Strategies for splitting load across varnish instances? Andavoiding single-point-of-failure?

rodrigo at rodrigo at
Sat Jan 16 01:43:01 CET 2010

we have F5 GTM on our main datacenter and some servers with varnish there, also we have have ha proxy with 3 varnish servers on local sites and use F5 gtm with geoip to server always the content from the local site.

On each local datacenter we have 400mbts so ha proxy works great for us. Also we testes barracuda load balancer that can work.

Enviado desde mi BlackBerry® de Claro Argentina

-----Original Message-----
From: Ken Brownfield <kb+varnish at>
Date: Fri, 15 Jan 2010 16:35:15 
To: pub crawler< at>
Cc: <varnish-misc at>
Subject: Re: Strategies for splitting load across varnish instances? And
	avoiding single-point-of-failure?

On Jan 15, 2010, at 3:39 PM, pub crawler wrote:

> Have we considered adding pooling functionality to Varnish much like
> what they have in memcached?
> Run multiple Varnish(es) and load distributed amongst the identified
> Varnish server pool....  So an element in Varnish gets hashed and the
> hash identifies the server in the pool it's on.  If the server isn't
> there or the element isn't there cold lookup to the backend server
> then we store it where it should be.
> Seems like an obvious feature - unsure of the performance implications though.

At first glance, this is doing something that you can more cheaply and efficiently do at a higher level, with software dedicated to that purpose.  It's interesting, but I'm not sure it's more than just a restatement of the same solution with it's own problems.

> The recommendation of load balancers in front on Varnish to facilitate
> this feature seems costly when talking about F5 gear.   The open
> source solutions require at least two severs dedicated to this load
> balancing function for sanity sake (which is costly).

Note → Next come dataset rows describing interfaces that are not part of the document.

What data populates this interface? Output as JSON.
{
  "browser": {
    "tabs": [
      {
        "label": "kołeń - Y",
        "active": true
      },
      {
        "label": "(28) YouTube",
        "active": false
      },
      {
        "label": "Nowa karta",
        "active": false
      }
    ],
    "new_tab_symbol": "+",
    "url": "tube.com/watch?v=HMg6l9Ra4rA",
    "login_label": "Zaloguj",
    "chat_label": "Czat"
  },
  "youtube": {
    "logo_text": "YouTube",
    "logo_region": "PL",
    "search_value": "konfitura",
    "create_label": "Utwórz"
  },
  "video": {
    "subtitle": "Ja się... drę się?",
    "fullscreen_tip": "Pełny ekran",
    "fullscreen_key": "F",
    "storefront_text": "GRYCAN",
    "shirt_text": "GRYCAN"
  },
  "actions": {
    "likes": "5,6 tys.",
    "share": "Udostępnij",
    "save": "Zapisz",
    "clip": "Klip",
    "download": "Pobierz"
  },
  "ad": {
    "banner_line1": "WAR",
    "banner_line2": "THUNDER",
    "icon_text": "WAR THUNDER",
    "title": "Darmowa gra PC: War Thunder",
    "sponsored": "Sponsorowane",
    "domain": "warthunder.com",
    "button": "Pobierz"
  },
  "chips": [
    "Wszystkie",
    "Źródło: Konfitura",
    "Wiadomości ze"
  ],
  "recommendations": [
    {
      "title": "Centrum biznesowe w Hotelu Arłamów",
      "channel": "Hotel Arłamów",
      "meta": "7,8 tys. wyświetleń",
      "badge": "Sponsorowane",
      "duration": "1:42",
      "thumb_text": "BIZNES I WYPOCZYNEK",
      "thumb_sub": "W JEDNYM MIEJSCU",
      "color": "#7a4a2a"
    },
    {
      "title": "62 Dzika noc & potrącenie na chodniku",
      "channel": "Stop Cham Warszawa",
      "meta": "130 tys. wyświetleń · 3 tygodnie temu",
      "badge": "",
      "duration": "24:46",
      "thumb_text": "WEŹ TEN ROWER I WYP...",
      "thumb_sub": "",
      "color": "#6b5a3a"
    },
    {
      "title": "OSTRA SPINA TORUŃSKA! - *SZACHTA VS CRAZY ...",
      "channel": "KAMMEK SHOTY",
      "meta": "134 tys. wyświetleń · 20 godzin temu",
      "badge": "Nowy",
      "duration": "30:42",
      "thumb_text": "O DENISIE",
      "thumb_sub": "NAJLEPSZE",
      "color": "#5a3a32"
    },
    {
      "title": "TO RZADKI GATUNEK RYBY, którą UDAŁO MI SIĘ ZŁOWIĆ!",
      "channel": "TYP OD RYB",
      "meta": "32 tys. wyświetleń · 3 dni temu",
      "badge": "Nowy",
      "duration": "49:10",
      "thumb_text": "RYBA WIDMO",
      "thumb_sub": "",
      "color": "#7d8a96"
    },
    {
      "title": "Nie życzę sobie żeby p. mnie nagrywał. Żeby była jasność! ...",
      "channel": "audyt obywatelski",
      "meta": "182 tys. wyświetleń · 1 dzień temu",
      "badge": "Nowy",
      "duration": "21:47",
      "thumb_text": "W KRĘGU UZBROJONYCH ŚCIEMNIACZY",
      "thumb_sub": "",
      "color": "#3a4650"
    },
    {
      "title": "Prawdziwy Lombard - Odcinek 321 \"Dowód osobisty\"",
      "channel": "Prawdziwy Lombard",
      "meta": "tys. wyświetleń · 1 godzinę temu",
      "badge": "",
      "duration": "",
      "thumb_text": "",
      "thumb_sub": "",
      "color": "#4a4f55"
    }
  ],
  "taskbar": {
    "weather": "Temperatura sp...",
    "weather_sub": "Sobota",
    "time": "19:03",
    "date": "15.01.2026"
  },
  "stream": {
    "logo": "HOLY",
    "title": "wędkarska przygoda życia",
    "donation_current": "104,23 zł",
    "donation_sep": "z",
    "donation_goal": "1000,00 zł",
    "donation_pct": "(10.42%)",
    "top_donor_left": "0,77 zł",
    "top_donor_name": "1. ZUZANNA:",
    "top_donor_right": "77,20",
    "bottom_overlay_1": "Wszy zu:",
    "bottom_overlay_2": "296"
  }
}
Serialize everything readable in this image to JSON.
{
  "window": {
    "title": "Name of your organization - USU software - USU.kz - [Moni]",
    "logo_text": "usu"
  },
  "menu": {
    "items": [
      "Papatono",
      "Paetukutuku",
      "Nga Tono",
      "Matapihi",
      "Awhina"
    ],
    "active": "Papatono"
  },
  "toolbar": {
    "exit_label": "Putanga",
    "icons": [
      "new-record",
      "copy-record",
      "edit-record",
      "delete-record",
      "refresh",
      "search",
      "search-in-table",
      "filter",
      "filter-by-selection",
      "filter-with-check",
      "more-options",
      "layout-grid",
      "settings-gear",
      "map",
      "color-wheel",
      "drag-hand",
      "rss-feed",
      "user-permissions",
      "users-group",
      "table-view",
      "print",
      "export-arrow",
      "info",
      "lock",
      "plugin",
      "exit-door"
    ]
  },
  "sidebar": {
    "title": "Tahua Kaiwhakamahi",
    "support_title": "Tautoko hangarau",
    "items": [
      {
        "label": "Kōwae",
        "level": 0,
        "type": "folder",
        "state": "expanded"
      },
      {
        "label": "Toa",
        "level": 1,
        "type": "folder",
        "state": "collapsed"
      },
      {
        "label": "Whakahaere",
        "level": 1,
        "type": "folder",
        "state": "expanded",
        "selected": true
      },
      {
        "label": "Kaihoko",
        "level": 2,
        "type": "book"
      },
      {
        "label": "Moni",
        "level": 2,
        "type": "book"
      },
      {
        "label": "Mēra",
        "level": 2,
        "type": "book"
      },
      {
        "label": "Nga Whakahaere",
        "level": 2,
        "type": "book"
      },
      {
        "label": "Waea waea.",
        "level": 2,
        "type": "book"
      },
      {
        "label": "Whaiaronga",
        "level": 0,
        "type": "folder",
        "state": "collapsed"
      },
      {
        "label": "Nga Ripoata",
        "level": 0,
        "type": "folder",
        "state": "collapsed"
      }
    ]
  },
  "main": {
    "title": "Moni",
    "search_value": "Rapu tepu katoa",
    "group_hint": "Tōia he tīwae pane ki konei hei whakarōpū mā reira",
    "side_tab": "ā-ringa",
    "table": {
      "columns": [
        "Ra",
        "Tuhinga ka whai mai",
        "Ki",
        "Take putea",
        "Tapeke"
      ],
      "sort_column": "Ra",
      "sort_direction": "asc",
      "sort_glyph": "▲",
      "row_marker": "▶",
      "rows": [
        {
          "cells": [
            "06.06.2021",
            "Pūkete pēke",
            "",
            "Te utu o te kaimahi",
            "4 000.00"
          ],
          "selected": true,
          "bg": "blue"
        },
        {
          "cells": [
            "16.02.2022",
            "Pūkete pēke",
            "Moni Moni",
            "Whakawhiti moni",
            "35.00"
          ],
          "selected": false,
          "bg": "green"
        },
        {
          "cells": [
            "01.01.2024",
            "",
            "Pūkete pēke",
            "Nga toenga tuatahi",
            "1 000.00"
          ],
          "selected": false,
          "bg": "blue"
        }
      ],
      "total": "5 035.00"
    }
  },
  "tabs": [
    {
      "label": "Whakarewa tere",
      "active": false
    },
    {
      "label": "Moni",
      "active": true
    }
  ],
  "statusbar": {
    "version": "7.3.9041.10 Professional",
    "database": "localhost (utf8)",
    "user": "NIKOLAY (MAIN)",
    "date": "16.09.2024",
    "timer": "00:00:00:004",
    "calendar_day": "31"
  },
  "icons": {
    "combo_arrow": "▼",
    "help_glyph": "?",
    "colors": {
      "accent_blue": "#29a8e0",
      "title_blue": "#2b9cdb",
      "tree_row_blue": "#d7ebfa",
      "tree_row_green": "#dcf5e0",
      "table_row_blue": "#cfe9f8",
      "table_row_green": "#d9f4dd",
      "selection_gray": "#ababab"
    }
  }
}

F5/NetScaler is quite expensive, but they have significant functionality, too.

The hardware required to run LVS/haproxy (for example) can be very cheap -- Small RAM, 1-2 CPU cores per ethernet interface.  When you're already talking about scaling out to lots of big-RAM/disk Varnish boxes, the cost of a second load balancer is tiny, and the benefit of redundancy is huge.

VMs don't solve the redundancy problem, and add significant overhead to network-intensive loads like high-traffic LVS or iptables configs.

> Finally, Vanish
> already offers load balancing (although limited) to the back end
> servers - so lets do the same within Varnish to make sure Varnish
> scales horizontally and doesn't require these other aids to be deemed
> totally reliable.

Squid has a peering feature; I think if you had ever tried it you would know why it's not a fabulous idea. :)  It scales terribly.  Also, Memcache pooling that I've seen scale involves logic in the app (a higher level).

Varnish as a pool/cluster also doesn't provide redundancy to the client interface.

A distributed Varnish cache (or perhaps a memcache storage option in Varnish?) is really interesting; it might be scalable, but not obviously.  It also doesn't eliminate the need for a higher-level balancer.

All just IMHO!

varnish-misc mailing list
varnish-misc at

More information about the varnish-misc mailing list